Repeat the data exactly, with every line included.

***** RECORD EXTRACTS *****

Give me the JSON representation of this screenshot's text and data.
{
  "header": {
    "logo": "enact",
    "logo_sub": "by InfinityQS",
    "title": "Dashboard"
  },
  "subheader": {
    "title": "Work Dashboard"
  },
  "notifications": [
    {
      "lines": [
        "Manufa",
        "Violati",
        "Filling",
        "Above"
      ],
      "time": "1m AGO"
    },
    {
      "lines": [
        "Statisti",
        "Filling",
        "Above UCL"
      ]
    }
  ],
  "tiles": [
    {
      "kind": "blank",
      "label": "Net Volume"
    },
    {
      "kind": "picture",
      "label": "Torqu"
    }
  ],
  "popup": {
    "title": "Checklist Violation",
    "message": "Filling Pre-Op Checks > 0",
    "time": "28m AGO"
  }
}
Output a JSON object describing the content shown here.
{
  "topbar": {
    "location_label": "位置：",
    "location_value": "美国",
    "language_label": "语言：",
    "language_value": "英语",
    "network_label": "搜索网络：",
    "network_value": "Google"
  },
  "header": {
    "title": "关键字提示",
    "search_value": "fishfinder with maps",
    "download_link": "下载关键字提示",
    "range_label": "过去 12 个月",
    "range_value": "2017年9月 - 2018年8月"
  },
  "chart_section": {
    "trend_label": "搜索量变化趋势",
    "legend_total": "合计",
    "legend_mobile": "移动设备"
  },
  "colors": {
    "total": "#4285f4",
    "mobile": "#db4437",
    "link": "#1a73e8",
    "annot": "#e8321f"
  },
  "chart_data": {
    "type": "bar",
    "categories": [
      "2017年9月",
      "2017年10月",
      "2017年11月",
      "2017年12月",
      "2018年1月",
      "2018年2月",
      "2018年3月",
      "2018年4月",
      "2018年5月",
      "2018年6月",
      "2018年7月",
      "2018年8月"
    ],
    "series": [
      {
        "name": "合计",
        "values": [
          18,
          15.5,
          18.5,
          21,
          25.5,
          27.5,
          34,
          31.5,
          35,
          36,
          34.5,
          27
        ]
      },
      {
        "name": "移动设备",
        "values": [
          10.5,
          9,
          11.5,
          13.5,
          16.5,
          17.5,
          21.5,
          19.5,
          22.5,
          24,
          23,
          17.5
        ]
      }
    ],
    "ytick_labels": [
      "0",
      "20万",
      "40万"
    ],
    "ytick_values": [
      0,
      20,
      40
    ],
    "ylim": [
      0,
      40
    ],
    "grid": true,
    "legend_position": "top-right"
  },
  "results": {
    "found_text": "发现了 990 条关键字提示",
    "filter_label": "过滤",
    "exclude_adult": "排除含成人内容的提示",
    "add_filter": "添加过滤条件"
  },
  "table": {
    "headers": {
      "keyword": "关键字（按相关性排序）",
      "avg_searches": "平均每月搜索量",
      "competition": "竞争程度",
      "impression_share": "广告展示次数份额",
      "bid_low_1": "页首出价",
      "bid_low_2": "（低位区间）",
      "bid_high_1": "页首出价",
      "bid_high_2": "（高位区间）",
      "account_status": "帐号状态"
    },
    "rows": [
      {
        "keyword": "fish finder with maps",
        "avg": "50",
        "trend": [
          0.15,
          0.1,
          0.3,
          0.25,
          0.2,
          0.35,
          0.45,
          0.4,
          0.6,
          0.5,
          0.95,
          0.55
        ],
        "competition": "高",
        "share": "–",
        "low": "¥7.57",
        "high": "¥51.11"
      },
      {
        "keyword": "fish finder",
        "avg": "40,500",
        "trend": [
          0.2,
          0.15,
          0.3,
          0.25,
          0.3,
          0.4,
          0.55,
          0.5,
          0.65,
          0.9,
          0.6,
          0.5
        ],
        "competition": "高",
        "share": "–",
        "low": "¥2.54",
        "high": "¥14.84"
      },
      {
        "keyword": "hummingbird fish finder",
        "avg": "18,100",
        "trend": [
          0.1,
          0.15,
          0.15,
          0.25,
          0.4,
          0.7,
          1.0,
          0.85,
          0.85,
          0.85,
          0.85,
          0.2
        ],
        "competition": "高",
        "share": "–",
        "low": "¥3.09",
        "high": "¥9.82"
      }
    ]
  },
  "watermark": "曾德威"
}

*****

EXPECTED ANSWER:
Give me the JSON representation of this screenshot's text and data.
{
  "header": {
    "logo": "enact",
    "logo_sub": "by InfinityQS",
    "title": "Dashboard"
  },
  "subheader": {
    "title": "Work Dashboard"
  },
  "notifications": [
    {
      "lines": [
        "Manufa",
        "Violati",
        "Filling",
        "Above"
      ],
      "time": "1m AGO"
    },
    {
      "lines": [
        "Statisti",
        "Filling",
        "Above UCL"
      ]
    }
  ],
  "tiles": [
    {
      "kind": "blank",
      "label": "Net Volume"
    },
    {
      "kind": "picture",
      "label": "Torqu"
    }
  ],
  "popup": {
    "title": "Checklist Violation",
    "message": "Filling Pre-Op Checks > 0",
    "time": "28m AGO"
  }
}
Output a JSON object describing the content shown here.
{
  "topbar": {
    "location_label": "位置：",
    "location_value": "美国",
    "language_label": "语言：",
    "language_value": "英语",
    "network_label": "搜索网络：",
    "network_value": "Google"
  },
  "header": {
    "title": "关键字提示",
    "search_value": "fishfinder with maps",
    "download_link": "下载关键字提示",
    "range_label": "过去 12 个月",
    "range_value": "2017年9月 - 2018年8月"
  },
  "chart_section": {
    "trend_label": "搜索量变化趋势",
    "legend_total": "合计",
    "legend_mobile": "移动设备"
  },
  "colors": {
    "total": "#4285f4",
    "mobile": "#db4437",
    "link": "#1a73e8",
    "annot": "#e8321f"
  },
  "chart_data": {
    "type": "bar",
    "categories": [
      "2017年9月",
      "2017年10月",
      "2017年11月",
      "2017年12月",
      "2018年1月",
      "2018年2月",
      "2018年3月",
      "2018年4月",
      "2018年5月",
      "2018年6月",
      "2018年7月",
      "2018年8月"
    ],
    "series": [
      {
        "name": "合计",
        "values": [
          18,
          15.5,
          18.5,
          21,
          25.5,
          27.5,
          34,
          31.5,
          35,
          36,
          34.5,
          27
        ]
      },
      {
        "name": "移动设备",
        "values": [
          10.5,
          9,
          11.5,
          13.5,
          16.5,
          17.5,
          21.5,
          19.5,
          22.5,
          24,
          23,
          17.5
        ]
      }
    ],
    "ytick_labels": [
      "0",
      "20万",
      "40万"
    ],
    "ytick_values": [
      0,
      20,
      40
    ],
    "ylim": [
      0,
      40
    ],
    "grid": true,
    "legend_position": "top-right"
  },
  "results": {
    "found_text": "发现了 990 条关键字提示",
    "filter_label": "过滤",
    "exclude_adult": "排除含成人内容的提示",
    "add_filter": "添加过滤条件"
  },
  "table": {
    "headers": {
      "keyword": "关键字（按相关性排序）",
      "avg_searches": "平均每月搜索量",
      "competition": "竞争程度",
      "impression_share": "广告展示次数份额",
      "bid_low_1": "页首出价",
      "bid_low_2": "（低位区间）",
      "bid_high_1": "页首出价",
      "bid_high_2": "（高位区间）",
      "account_status": "帐号状态"
    },
    "rows": [
      {
        "keyword": "fish finder with maps",
        "avg": "50",
        "trend": [
          0.15,
          0.1,
          0.3,
          0.25,
          0.2,
          0.35,
          0.45,
          0.4,
          0.6,
          0.5,
          0.95,
          0.55
        ],
        "competition": "高",
        "share": "–",
        "low": "¥7.57",
        "high": "¥51.11"
      },
      {
        "keyword": "fish finder",
        "avg": "40,500",
        "trend": [
          0.2,
          0.15,
          0.3,
          0.25,
          0.3,
          0.4,
          0.55,
          0.5,
          0.65,
          0.9,
          0.6,
          0.5
        ],
        "competition": "高",
        "share": "–",
        "low": "¥2.54",
        "high": "¥14.84"
      },
      {
        "keyword": "hummingbird fish finder",
        "avg": "18,100",
        "trend": [
          0.1,
          0.15,
          0.15,
          0.25,
          0.4,
          0.7,
          1.0,
          0.85,
          0.85,
          0.85,
          0.85,
          0.2
        ],
        "competition": "高",
        "share": "–",
        "low": "¥3.09",
        "high": "¥9.82"
      }
    ]
  },
  "watermark": "曾德威"
}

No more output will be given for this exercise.